Since McGowan refused to give information on his fellow ELF members, he received the harshest sentence—seven years at a Communications Management Unit facility in Marion, Illinois. Dubbed “Guantanamo North,” CMU facilities are secretive prisons often housing terrorists that severely restricts any and all contact with the outside world. He’s since been moved to a CMU facility in Terre Haute, Indiana, and is due for release within the next few years. And today, aside from the occasional act of petty vandalism credited to the ELF, the movement has all but dissipated.

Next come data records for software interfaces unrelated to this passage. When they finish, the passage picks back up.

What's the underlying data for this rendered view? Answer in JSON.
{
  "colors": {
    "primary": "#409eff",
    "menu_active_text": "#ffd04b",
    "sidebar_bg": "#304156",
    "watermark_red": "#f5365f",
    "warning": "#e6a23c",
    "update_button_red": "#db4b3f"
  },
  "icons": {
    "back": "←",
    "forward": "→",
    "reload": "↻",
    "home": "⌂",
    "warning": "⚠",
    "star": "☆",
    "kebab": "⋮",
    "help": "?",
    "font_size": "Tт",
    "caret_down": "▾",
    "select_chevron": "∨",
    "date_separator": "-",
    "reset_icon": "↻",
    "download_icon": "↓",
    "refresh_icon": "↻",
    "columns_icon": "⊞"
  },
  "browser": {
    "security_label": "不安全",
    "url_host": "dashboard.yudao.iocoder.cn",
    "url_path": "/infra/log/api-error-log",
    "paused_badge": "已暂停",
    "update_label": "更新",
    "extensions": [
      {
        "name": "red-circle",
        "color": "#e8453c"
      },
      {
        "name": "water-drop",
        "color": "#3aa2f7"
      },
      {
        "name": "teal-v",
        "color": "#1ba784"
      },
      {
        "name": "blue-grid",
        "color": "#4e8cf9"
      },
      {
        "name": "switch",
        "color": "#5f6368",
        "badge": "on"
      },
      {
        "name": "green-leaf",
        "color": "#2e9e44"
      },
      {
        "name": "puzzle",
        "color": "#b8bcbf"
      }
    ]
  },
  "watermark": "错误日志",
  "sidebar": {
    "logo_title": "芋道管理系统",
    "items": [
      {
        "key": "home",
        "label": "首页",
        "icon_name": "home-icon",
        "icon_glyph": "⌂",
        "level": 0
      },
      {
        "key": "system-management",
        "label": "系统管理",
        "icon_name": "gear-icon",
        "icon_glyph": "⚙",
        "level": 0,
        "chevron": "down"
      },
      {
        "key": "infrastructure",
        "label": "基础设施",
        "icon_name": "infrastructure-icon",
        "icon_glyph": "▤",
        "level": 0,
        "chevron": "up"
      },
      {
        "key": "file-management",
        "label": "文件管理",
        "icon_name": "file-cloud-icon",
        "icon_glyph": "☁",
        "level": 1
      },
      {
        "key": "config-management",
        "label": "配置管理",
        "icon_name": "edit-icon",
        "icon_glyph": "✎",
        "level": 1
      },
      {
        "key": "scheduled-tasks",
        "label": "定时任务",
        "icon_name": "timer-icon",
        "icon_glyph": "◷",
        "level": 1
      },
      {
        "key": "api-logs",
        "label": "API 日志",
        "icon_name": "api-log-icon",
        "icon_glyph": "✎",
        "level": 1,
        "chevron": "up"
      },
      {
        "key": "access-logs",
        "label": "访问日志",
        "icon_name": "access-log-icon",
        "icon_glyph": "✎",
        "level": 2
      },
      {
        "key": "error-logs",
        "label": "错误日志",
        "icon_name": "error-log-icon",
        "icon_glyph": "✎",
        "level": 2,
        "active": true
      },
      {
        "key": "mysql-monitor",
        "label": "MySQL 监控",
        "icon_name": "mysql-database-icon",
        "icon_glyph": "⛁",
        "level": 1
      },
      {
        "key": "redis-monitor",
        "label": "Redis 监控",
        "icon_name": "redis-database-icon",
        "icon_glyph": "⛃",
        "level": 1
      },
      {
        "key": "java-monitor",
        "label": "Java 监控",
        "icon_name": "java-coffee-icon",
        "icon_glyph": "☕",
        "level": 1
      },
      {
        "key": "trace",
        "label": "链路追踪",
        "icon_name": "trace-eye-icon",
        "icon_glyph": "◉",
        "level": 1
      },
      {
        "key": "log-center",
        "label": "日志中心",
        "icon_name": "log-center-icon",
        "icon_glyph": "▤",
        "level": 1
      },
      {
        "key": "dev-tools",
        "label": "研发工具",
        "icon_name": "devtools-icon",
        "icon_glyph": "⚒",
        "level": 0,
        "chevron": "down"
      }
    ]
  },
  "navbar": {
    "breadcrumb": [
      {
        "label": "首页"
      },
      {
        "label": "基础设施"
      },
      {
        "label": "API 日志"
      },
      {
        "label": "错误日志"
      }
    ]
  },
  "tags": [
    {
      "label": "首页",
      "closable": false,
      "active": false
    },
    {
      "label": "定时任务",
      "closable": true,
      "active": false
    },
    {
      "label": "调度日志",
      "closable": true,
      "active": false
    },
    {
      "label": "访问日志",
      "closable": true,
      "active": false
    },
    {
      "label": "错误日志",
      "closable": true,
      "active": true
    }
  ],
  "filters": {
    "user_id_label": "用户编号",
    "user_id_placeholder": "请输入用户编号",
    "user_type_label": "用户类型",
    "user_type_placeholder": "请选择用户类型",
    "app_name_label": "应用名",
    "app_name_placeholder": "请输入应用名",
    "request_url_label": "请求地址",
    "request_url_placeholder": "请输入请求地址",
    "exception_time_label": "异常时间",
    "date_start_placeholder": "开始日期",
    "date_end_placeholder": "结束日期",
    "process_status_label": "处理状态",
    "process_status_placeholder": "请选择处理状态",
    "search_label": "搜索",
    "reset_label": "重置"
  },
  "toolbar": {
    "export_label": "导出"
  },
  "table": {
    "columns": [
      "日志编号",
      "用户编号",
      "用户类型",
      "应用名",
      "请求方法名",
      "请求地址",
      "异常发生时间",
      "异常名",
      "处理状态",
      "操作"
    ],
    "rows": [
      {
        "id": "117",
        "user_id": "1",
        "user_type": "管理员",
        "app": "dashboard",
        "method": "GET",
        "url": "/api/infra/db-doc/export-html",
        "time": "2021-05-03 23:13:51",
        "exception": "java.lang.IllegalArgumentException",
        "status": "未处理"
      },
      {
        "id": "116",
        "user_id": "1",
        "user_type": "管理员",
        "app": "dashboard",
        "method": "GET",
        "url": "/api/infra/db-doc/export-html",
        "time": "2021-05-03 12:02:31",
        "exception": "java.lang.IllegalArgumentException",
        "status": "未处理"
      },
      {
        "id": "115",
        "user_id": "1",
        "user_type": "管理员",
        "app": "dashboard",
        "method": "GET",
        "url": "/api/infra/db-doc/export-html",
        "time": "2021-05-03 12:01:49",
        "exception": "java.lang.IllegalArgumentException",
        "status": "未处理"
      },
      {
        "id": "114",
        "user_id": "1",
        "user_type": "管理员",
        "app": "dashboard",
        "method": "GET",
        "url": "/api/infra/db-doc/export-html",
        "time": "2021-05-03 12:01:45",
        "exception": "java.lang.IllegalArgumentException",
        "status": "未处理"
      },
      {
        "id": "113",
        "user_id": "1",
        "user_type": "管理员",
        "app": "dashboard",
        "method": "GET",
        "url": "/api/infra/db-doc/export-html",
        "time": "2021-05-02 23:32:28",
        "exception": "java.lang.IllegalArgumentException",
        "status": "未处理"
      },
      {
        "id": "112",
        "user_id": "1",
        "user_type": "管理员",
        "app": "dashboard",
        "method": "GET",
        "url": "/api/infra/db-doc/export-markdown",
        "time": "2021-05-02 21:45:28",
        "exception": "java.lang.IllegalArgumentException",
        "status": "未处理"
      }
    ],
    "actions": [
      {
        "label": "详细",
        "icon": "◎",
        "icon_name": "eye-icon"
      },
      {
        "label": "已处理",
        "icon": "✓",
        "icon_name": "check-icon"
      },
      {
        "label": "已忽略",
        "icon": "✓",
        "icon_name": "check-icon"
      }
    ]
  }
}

“It’s unfortunate that it didn’t build a revolutionary movement in this country,” said Pickering. “It seemed like it was very close at one point, but now that repression has set in so heavy, we think signing petitions and giving tax-deductible donations are all that we can do. But movements rise up really strong, get beat back, and then rise back up again. On the horizon is a stronger, smarter movement that will learn lessons from the mistakes that were made in the past.”